Whitney, whom lives in Florida, had been caught within the financial obligation trap for almost 3 years. Through that time, she juggled ten payday loan providers, investing her meal hour going from a single loan provider towards the rolling that is next the many loans. Whenever she ended up being regarding the brink of bankruptcy, several loan providers bombarded her with threats of revoking her license, turning her in towards the Attorney General’s workplace, and filing charges that are criminal.
Betty, a senior in Durham, North Carolina, paid over 50 % of her $564 monthly Social safety income in payday costs, never ever paying off her loans. She was lost by her phone and required crisis assistance from social solutions to prevent eviction.
Edith, an Asheville, new york mother that is single reduce on the family’s groceries, stopped driving her automobile, and kept her lights down to truly save electricity as she scrambled to pay for the costs on the payday advances.
Paula, whom lives in Texas along with her spouse and 3 kiddies, took away some loans that are payday loan providers on the web after her spouse lost their task. After he began working once more, they certainly were never ever in a position to get from the financial obligation trap because of extortionate rollover costs. At one point, $800 an of the family’s money was going towards payday loans month.
Danny, a forklift operator from Kannapolis, NC, paid a lot more than $5,000 in costs to payday loan providers over couple of years. He’s over 170 check stubs from re re payments built to these loan providers.
Melissa hsince received as many as seven pay day loans going during the exact same time. She’s got recently compensated $346 every fourteen days in costs alone to transport the payday advances. This brand brand New Mexico resident has attempted to make re re re payment plans aided by the loan providers, nonetheless they will not make use of her.
A Greensboro, NC girl lost her chance to buy a Habitat for Humanity house as a result of her debts that are payday.
Tennessee resident Natalie has compensated over $4000 in charges for $800 worth of loans.

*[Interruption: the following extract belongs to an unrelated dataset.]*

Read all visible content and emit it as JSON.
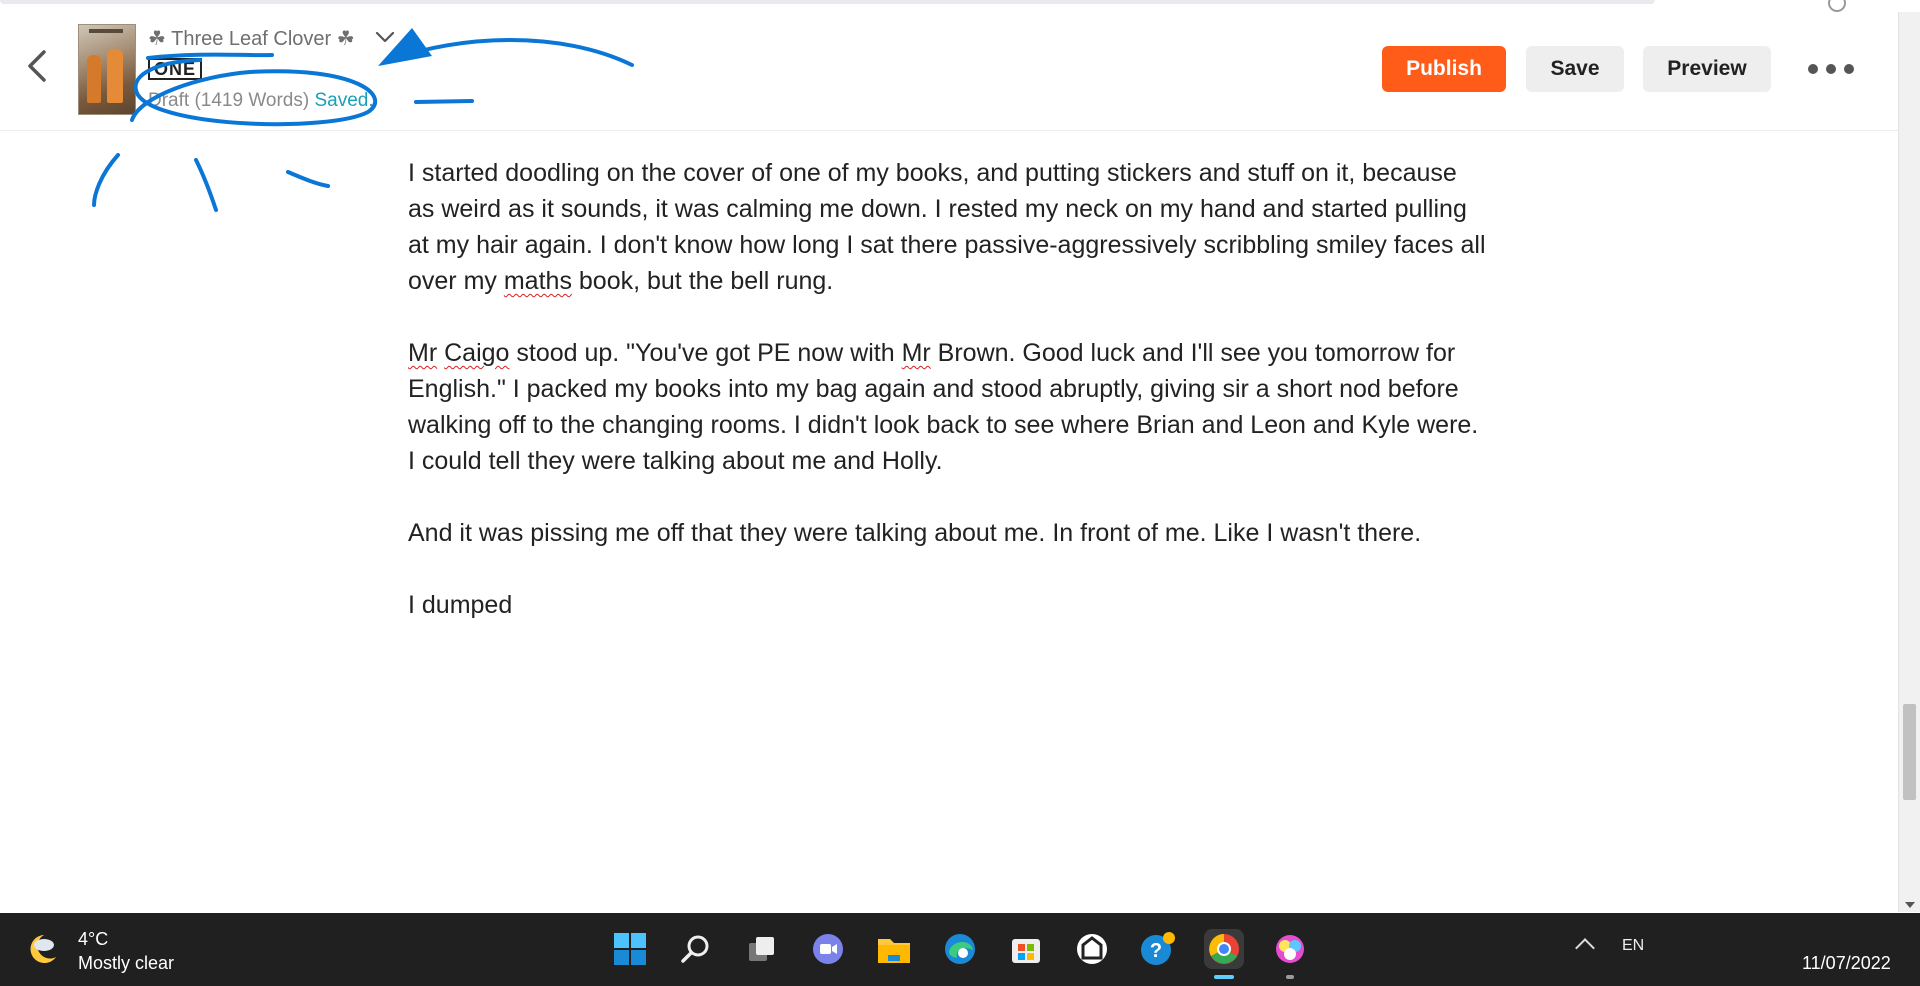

Every time she is has paid down the principal the lender informs her of more fees that have been piled onto her already steep debt that she thinks. Extra costs are added every time that she will pay later.
Kathy, a new my payday york state worker for 19 years, destroyed temperature and service that is electric now works two jobs to cover her payday costs.
Tara, A ca girl, took down a cash advance to cover medication that her child required. After taking right out one loan, Tara had to sign up for an additional to settle the very first. Finally, she needed to just simply take another work to cover back once again the loans.
Maria took away one cash advance three years ago. Now, she actually is struggling to carry out five loans that are payday is finished $3000 in debt. Almost all of her budget would go to having to pay costs to rollover her loans, making money that is little her to reside regarding the other countries in the thirty days. She cannot afford to spend them down.
Karen, a Maryland resident, has compensated almost $2500 for $1000 worth of pay day loans. One loan provider alone has gathered $900 for a $250 loan.